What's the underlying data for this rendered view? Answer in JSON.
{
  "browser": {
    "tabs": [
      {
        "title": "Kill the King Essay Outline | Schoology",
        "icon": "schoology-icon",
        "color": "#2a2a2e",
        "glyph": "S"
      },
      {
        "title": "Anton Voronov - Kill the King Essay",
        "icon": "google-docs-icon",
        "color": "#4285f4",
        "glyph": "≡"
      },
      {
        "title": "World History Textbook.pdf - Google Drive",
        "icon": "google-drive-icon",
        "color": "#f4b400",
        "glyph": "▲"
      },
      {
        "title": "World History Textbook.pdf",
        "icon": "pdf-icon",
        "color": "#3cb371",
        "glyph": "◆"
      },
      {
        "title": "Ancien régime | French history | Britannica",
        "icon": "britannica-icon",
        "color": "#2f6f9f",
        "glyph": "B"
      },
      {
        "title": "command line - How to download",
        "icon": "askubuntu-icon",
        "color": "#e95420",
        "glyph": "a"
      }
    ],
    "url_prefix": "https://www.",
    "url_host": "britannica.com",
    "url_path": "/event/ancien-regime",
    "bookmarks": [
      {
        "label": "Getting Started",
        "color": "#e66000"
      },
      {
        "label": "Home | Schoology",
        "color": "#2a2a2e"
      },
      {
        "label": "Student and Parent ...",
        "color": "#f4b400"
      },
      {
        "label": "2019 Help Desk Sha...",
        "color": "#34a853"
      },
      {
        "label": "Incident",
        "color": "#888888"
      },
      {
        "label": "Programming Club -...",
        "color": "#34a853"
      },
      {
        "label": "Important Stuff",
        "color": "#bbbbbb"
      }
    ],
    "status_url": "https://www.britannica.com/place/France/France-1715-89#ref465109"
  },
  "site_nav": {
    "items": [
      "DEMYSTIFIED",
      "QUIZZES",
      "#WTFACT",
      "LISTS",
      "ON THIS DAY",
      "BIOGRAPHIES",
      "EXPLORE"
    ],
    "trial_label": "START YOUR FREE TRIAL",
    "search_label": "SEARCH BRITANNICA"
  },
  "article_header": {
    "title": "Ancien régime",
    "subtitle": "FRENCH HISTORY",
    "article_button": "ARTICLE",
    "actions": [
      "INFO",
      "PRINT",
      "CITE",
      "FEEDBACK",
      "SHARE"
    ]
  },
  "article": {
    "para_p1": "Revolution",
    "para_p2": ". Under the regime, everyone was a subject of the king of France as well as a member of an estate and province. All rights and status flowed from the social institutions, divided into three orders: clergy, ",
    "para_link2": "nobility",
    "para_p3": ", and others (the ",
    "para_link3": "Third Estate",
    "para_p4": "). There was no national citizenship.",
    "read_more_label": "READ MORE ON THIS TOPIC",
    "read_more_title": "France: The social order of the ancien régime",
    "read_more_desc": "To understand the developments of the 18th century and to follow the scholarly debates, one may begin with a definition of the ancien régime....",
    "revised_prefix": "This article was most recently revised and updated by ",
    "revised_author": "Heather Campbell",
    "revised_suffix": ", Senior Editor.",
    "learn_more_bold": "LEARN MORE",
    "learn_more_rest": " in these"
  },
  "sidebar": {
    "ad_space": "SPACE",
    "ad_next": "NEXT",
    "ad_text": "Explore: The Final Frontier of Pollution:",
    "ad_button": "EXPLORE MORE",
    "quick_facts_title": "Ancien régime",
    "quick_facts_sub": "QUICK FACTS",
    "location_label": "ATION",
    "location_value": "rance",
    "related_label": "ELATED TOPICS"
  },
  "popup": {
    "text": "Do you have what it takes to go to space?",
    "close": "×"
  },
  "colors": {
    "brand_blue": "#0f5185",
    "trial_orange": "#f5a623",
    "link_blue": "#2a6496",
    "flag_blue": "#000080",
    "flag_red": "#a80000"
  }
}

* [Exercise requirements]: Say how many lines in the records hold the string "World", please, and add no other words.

* [Problem solution]: 2